Work to complete —
Select from the records below every line that has the word "wijzigen" in it.

Records for this exercise —

§ §

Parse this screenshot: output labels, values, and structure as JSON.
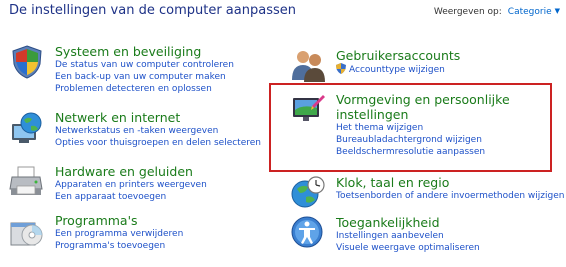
{
  "header": {
    "title": "De instellingen van de computer aanpassen",
    "view_by_label": "Weergeven op:",
    "view_by_value": "Categorie"
  },
  "left_categories": [
    {
      "title": "Systeem en beveiliging",
      "icon": "shield-flag-icon",
      "links": [
        "De status van uw computer controleren",
        "Een back-up van uw computer maken",
        "Problemen detecteren en oplossen"
      ]
    },
    {
      "title": "Netwerk en internet",
      "icon": "globe-network-icon",
      "links": [
        "Netwerkstatus en -taken weergeven",
        "Opties voor thuisgroepen en delen selecteren"
      ]
    },
    {
      "title": "Hardware en geluiden",
      "icon": "printer-icon",
      "links": [
        "Apparaten en printers weergeven",
        "Een apparaat toevoegen"
      ]
    },
    {
      "title": "Programma's",
      "icon": "programs-icon",
      "links": [
        "Een programma verwijderen",
        "Programma's toevoegen"
      ]
    }
  ],
  "right_categories": [
    {
      "title": "Gebruikersaccounts",
      "icon": "users-icon",
      "links": [
        "Accounttype wijzigen"
      ]
    },
    {
      "title": "Vormgeving en persoonlijke instellingen",
      "icon": "appearance-icon",
      "links": [
        "Het thema wijzigen",
        "Bureaubladachtergrond wijzigen",
        "Beeldschermresolutie aanpassen"
      ]
    },
    {
      "title": "Klok, taal en regio",
      "icon": "clock-globe-icon",
      "links": [
        "Toetsenborden of andere invoermethoden wijzigen"
      ]
    },
    {
      "title": "Toegankelijkheid",
      "icon": "accessibility-icon",
      "links": [
        "Instellingen aanbevelen",
        "Visuele weergave optimaliseren"
      ]
    }
  ],
  "colors": {
    "title_blue": "#1e3287",
    "category_green": "#1a7b1a",
    "link_blue": "#1e51c8",
    "highlight_red": "#cc2222"
  }
}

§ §

Result —
        "Accounttype wijzigen"
        "Het thema wijzigen",
        "Bureaubladachtergrond wijzigen",
        "Toetsenborden of andere invoermethoden wijzigen"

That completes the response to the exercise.